James F. Hancock, Peter W. Callow, Sedat Serçe, and Phan Quynh Son
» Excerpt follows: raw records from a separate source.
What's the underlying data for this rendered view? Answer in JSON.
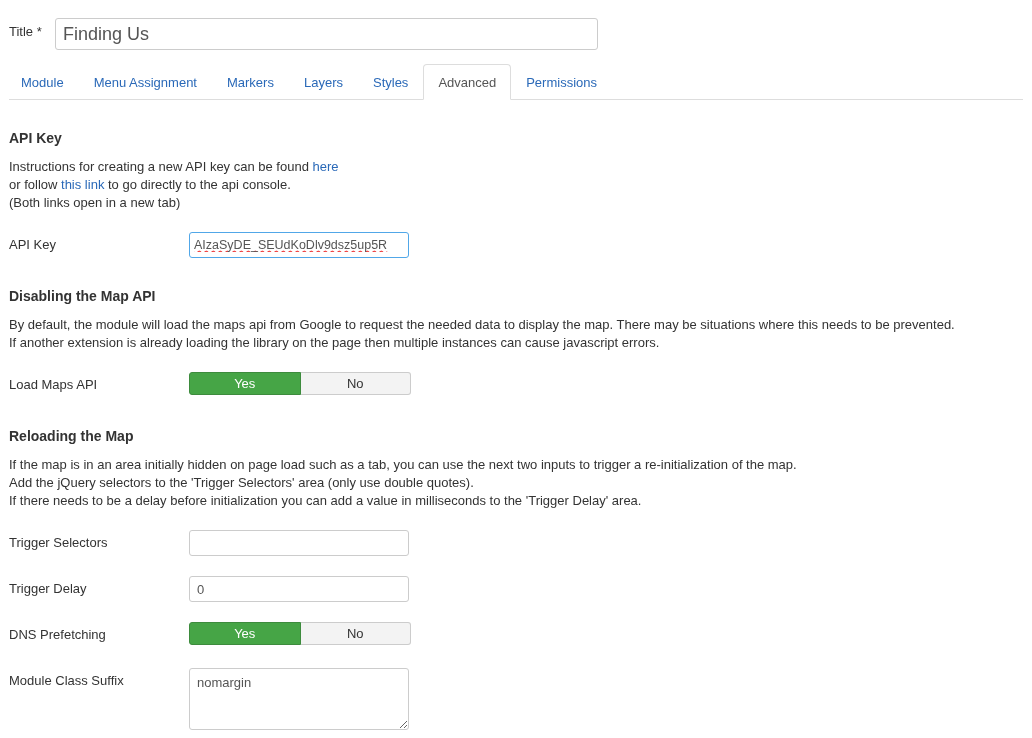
{
  "title": {
    "label": "Title *",
    "value": "Finding Us"
  },
  "tabs": [
    {
      "label": "Module",
      "selected": false
    },
    {
      "label": "Menu Assignment",
      "selected": false
    },
    {
      "label": "Markers",
      "selected": false
    },
    {
      "label": "Layers",
      "selected": false
    },
    {
      "label": "Styles",
      "selected": false
    },
    {
      "label": "Advanced",
      "selected": true
    },
    {
      "label": "Permissions",
      "selected": false
    }
  ],
  "sections": [
    {
      "heading": "API Key",
      "lines": [
        [
          {
            "kind": "text",
            "text": "Instructions for creating a new API key can be found "
          },
          {
            "kind": "link",
            "text": "here"
          }
        ],
        [
          {
            "kind": "text",
            "text": "or follow "
          },
          {
            "kind": "link",
            "text": "this link"
          },
          {
            "kind": "text",
            "text": " to go directly to the api console."
          }
        ],
        [
          {
            "kind": "text",
            "text": "(Both links open in a new tab)"
          }
        ]
      ],
      "fields": [
        {
          "label": "API Key",
          "kind": "input",
          "value": "AIzaSyDE_SEUdKoDlv9dsz5up5R",
          "misspelled": true,
          "focused": true
        }
      ]
    },
    {
      "heading": "Disabling the Map API",
      "lines": [
        [
          {
            "kind": "text",
            "text": "By default, the module will load the maps api from Google to request the needed data to display the map. There may be situations where this needs to be prevented."
          }
        ],
        [
          {
            "kind": "text",
            "text": "If another extension is already loading the library on the page then multiple instances can cause javascript errors."
          }
        ]
      ],
      "fields": [
        {
          "label": "Load Maps API",
          "kind": "toggle",
          "options": [
            {
              "label": "Yes",
              "selected": true
            },
            {
              "label": "No",
              "selected": false
            }
          ]
        }
      ]
    },
    {
      "heading": "Reloading the Map",
      "lines": [
        [
          {
            "kind": "text",
            "text": "If the map is in an area initially hidden on page load such as a tab, you can use the next two inputs to trigger a re-initialization of the map."
          }
        ],
        [
          {
            "kind": "text",
            "text": "Add the jQuery selectors to the 'Trigger Selectors' area (only use double quotes)."
          }
        ],
        [
          {
            "kind": "text",
            "text": "If there needs to be a delay before initialization you can add a value in milliseconds to the 'Trigger Delay' area."
          }
        ]
      ],
      "fields": [
        {
          "label": "Trigger Selectors",
          "kind": "input"
        },
        {
          "label": "Trigger Delay",
          "kind": "input",
          "value": "0"
        },
        {
          "label": "DNS Prefetching",
          "kind": "toggle",
          "options": [
            {
              "label": "Yes",
              "selected": true
            },
            {
              "label": "No",
              "selected": false
            }
          ]
        },
        {
          "label": "Module Class Suffix",
          "kind": "textarea",
          "value": "nomargin"
        }
      ]
    }
  ]
}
Variation in 14 horticultural traits of native octoploid Fragaria L. from North and South America was examined in a greenhouse. Significant levels of variation were found for all but a few of the traits at the species, subspecies, regional and genotypic level, with the highest amount of variation generally being partitioned among genotypes. Fragaria chiloensis (L.) Miller was superior to F. virginiana Miller for crown number, fruit weight, soluble solids and seed set, while Fragaria virginiana was superior for runner production, peduncle length, fruit number, fruit color and winter hardiness. Fragaria chiloensis ssp. pacifica Staudt had the highest soluble solids and among the earliest bloom dates, highest crown numbers and highest seed set. Fragaria chiloensis ssp. chiloensis f. chiloensis (L.) Duch. produced the largest fruit and among the earliest bloom dates and longest peduncles. Fragaria chiloensis ssp. chiloensis f. patagonica (L.) Duch. had among the highest crown numbers and the highest percentage seed set. Fragaria virginiana ssp. platypetala (Rydb.) Staudt produced the most crowns and its fruit ripened earliest. Fragaria virginiana ssp. glauca (Wats.) Staudt were the latest flowering, had the darkest fruit color and the most flowering cycles. Fragaria virginiana ssp. virginiana Duch. displayed the most winter dieback, the longest peduncles, and the highest flower and runner numbers. No significant differences were observed in any of the examined traits between F. chiloensis ssp. pacifica and F. chiloensis ssp. lucida, or F. virginiana ssp. grayana and F. virginiana ssp. virginiana. A number of individual genotypes were superior for more than one trait. CFRA 0024 possessed unusually high crown numbers, was extremely early blooming and displayed multiple fruiting cycles. CFRA 1121 had unusually long peduncles and much higher than average values for fruit weight, soluble solids, fruit color and seed set. CFRA 0094 was extremely early flowering and had much darker fruit color than most other F. chiloensis genotypes. CFRA 0368 flowered unusually early and had among the largest fruit. CFRA 0366 possessed unusually long peduncles and the largest fruit of any North American genotype. CFRA 0560 and CFRA 1369 had an unusual combination of multiple flowering cycles and high runner production. CFRA 1170 and 1171 were unusually late fruiting and had high numbers of large fruit on long peduncles. CFRA 1385 and JP 95-3-1 had extremely high flower numbers, long peduncles and large fruit.